The study results drew mixed reviews.
Peter Hajek, director of tobacco research with the Wolfson Institute of Preventive Medicine at Queen Mary, University of London, criticized the work.
"The authors misinterpret their findings," Hajek said. "Like several previous studies of this type, this one just shows that people who try things, try things."
Other research shows that overall smoking by adolescents is declining even as e-cigarette use rises, Hajek said.
"In fact, the decline in youth smoking over the past few years has been faster than ever before. This does not necessarily mean that e-cigarette experimentation prevents the uptake of smoking, although this is possible," he added. "But there is clear and strong evidence that such experimentation does not contribute to smoking uptake."
Barrington-Trimis questioned this contention, saying it's not proven by research.
Gregory Conley, president of the American Vaping Association, said there's nothing new or "particularly helpful" about showing that some young adults try e-cigarettes and then experiment with smoking.
"The bottom line is that as more teens have experimented with vapor products, youth smoking has experienced massive and unprecedented declines that no one predicted just five years ago," Conley said.
However, the study elicited praise from Thomas Wills, interim director of the Cancer Prevention and Control Program with the University of Hawaii Cancer Center. It "adds a lot of support" to the idea that e-cigarettes can cause cigarette smoking, Wills said.
"Some people have previously suggested that since e-cigarettes are available, this will prevent teenagers from smoking," Wills said. This study and others debunk that idea, he added.
The study was published online June 13 in the journal Pediatrics.
Copyright © 2016 HealthDay. All rights reserved.

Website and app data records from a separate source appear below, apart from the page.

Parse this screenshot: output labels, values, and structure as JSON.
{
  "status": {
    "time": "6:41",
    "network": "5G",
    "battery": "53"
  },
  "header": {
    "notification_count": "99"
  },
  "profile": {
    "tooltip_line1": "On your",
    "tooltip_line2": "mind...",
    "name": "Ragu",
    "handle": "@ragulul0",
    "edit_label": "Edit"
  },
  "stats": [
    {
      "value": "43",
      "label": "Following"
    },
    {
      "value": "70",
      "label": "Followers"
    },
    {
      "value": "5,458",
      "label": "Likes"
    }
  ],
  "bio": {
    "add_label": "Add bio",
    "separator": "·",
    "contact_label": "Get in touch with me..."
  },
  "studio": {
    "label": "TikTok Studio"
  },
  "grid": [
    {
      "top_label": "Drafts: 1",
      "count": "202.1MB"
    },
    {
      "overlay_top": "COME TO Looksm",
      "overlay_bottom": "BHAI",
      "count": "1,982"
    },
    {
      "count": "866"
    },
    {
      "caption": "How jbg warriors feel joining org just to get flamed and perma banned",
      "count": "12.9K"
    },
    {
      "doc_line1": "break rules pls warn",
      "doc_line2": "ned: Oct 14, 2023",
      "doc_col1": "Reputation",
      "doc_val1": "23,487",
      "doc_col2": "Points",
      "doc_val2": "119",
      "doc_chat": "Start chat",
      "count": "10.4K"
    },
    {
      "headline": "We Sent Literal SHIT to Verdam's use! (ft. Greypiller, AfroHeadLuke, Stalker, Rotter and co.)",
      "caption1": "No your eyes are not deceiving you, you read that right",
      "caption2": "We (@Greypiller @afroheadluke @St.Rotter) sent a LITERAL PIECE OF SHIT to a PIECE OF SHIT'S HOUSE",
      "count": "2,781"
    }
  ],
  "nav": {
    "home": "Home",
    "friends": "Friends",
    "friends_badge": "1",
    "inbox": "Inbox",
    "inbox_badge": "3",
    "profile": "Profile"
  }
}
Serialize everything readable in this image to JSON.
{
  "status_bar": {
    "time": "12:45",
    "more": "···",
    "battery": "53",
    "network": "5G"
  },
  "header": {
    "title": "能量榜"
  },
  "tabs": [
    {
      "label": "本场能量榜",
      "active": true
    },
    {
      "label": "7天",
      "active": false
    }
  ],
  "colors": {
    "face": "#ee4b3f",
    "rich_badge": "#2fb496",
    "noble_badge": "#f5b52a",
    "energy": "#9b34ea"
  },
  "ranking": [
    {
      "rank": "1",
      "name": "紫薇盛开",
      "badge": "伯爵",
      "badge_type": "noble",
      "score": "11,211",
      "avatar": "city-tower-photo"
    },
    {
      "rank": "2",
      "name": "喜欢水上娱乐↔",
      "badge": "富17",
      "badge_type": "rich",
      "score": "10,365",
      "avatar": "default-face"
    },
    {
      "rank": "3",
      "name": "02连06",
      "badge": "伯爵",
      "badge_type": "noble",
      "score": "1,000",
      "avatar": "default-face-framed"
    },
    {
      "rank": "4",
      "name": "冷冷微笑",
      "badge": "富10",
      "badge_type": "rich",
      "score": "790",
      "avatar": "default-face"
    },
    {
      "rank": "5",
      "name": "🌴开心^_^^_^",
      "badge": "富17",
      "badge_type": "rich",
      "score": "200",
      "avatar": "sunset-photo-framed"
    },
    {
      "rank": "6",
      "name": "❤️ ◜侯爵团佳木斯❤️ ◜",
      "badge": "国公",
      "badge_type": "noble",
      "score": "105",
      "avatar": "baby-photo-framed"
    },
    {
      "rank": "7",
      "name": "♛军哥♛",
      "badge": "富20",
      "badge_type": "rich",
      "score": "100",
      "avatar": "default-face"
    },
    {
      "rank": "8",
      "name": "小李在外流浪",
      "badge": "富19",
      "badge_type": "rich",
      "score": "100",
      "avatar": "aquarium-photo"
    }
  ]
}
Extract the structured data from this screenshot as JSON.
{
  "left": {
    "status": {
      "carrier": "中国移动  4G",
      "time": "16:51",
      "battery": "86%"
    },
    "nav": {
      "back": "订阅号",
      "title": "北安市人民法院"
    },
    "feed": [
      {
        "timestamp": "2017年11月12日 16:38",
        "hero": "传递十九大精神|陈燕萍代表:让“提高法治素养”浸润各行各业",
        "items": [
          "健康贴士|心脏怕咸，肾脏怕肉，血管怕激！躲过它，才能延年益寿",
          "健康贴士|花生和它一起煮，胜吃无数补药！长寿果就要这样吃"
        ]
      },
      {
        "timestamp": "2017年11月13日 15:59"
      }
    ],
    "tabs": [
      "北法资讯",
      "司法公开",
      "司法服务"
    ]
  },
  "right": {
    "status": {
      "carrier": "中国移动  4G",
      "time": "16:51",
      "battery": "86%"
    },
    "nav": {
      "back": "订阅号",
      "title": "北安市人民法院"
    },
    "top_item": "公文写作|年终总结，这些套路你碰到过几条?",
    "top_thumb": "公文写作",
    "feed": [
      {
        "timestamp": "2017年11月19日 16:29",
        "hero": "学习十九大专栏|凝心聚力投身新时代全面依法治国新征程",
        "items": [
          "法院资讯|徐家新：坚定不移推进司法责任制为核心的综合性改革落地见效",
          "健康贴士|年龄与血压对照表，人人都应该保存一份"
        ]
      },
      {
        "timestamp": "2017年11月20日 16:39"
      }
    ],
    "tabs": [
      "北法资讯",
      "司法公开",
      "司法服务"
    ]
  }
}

SOURCES: Jessica Barrington-Trimis, Ph.D., postdoctoral scholar-research associate, department of preventive medicine and tobacco center of regulatory science, University of Southern California, Los Angeles; Peter Hajek, Ph.D., professor and head of psychology, Wolfson Institute of Preventive Medicine, Queen Mary, University of London; Gregory Conley, president, American Vaping Association; Thomas Wills, Ph.D., professor and interim director, Cancer Prevention and Control Program, University of Hawaii Cancer Center, Honolulu; July 2016, Pediatrics